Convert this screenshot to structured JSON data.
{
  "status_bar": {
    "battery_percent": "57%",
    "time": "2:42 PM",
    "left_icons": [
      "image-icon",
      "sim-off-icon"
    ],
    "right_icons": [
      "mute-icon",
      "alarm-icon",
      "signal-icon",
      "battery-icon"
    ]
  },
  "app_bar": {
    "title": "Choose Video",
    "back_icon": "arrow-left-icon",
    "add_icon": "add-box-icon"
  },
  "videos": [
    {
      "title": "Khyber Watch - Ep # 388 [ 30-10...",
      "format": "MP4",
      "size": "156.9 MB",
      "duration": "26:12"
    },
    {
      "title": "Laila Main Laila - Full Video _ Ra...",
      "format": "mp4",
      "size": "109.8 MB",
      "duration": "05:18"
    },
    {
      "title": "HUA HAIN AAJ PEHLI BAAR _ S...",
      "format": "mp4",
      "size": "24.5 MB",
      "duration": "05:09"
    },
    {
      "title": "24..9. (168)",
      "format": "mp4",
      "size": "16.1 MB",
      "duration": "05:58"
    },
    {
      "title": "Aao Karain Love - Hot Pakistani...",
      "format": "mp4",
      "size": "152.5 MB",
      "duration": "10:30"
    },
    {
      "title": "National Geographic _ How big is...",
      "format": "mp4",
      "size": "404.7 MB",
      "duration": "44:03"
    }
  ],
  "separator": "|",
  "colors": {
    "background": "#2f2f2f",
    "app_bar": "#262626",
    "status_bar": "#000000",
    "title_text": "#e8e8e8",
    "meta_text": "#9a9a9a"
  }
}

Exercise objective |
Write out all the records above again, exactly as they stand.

Solution to this problem |
Convert this screenshot to structured JSON data.
{
  "status_bar": {
    "battery_percent": "57%",
    "time": "2:42 PM",
    "left_icons": [
      "image-icon",
      "sim-off-icon"
    ],
    "right_icons": [
      "mute-icon",
      "alarm-icon",
      "signal-icon",
      "battery-icon"
    ]
  },
  "app_bar": {
    "title": "Choose Video",
    "back_icon": "arrow-left-icon",
    "add_icon": "add-box-icon"
  },
  "videos": [
    {
      "title": "Khyber Watch - Ep # 388 [ 30-10...",
      "format": "MP4",
      "size": "156.9 MB",
      "duration": "26:12"
    },
    {
      "title": "Laila Main Laila - Full Video _ Ra...",
      "format": "mp4",
      "size": "109.8 MB",
      "duration": "05:18"
    },
    {
      "title": "HUA HAIN AAJ PEHLI BAAR _ S...",
      "format": "mp4",
      "size": "24.5 MB",
      "duration": "05:09"
    },
    {
      "title": "24..9. (168)",
      "format": "mp4",
      "size": "16.1 MB",
      "duration": "05:58"
    },
    {
      "title": "Aao Karain Love - Hot Pakistani...",
      "format": "mp4",
      "size": "152.5 MB",
      "duration": "10:30"
    },
    {
      "title": "National Geographic _ How big is...",
      "format": "mp4",
      "size": "404.7 MB",
      "duration": "44:03"
    }
  ],
  "separator": "|",
  "colors": {
    "background": "#2f2f2f",
    "app_bar": "#262626",
    "status_bar": "#000000",
    "title_text": "#e8e8e8",
    "meta_text": "#9a9a9a"
  }
}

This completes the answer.